In terms of projects, I´ve started a life-planning course for the students in 9th grade. I got 3 other people to do it with me: the local health promoter, a local government worker, and an NGO worker. So far we´ve had two sessions which have gone pretty well. In the course, we´re going to talk about setting goals, planning for the future, gender stereotypes, communication skills, sexuality and HIV/AIDS, and other stuff related to reproductive health. I was really paranoid about teaching the stuff about sexuality, but my 3 other counterparts thought that it would be a good idea and something that is really necessary. So we had a meeting with all the parents of the kids to get their approval, and to my surprise, they all agreed that the reproductive health stuff was a good idea. I´m really excited about the class, especially the sexuality stuff. Nearly all girls over the age of 21 have babies. I can probably count on one hand the girls that don´t. So, I feel that this is something that is really worthwhile and important. Chivo.

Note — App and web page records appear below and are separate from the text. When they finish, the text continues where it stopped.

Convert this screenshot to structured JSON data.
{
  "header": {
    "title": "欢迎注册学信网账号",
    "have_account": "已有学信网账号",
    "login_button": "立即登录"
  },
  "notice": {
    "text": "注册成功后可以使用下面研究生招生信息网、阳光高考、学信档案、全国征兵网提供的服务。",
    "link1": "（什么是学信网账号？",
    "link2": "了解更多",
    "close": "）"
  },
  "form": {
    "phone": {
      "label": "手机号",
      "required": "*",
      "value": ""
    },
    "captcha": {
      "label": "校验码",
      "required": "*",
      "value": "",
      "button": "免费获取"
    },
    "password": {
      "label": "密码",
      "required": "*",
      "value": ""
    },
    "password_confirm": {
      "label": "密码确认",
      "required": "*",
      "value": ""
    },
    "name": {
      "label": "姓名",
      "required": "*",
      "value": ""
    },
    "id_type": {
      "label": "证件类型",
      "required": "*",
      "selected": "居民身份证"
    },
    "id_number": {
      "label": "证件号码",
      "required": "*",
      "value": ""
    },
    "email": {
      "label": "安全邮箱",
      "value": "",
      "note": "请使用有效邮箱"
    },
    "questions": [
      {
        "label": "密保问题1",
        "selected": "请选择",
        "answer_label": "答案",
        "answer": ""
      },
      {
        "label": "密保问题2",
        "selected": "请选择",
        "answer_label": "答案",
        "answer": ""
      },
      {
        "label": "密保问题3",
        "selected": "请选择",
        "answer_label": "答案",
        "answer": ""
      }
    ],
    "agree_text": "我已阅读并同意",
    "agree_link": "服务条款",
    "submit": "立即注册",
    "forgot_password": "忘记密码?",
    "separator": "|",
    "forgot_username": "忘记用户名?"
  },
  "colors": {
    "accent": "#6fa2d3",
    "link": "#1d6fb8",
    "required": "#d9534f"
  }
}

Another thing I´m working on is getting 20 young people to participate in a vocational workshop. I found out that a local organization sponsored by the government and a few private institutions, gives free vocational workshops to poor kids. One requirement is that the kids be between 16 and 20 years old and be able to attend the workshop for 2 months, all day Monday through Frida. So, I´m trying to motivate the youth and get this workshop going. It´s a lot of legwork: contacting the institution about my progress, making invitations and handing them out to all the interested youth, getting my counterparts in the community involved, etc. etc. But I hope it all works out, it´ll be such a great opportunity. The workshops include: carpentry, a residential electricity workshop, sewing, cosmetology, brick-laying, and others.
Other projects are going well, especially my English classes. I´ve been teaching a basic English class for the last 4 months every Saturday, so finally I´ve decided to give the final exam next month. The class wants to have a party afterwards at a local waterpark as a celebration for passing the final exam. So we´re trying to raise money in order to go. We should have about 40 kids total, which will require about $150, more or less. I figure that if my 40 students help fundraise we can get the money in a month or two, we´ll see.
Ok, that´s it for now. In the next month, I´m looking forward to giving a workshop to the new Peace Corps volunteers about teaching English, going to Santa Ana to visit one of my good friends - Emily, and a 3-day Peace Corps-sponsored workshop for PCV´s and their counterparts at the beach. Should be fun.
Oh, the title of the post refers to the fact that when it rains, I basically can´t leave my house, so all I can do is sit in my room and play guitar.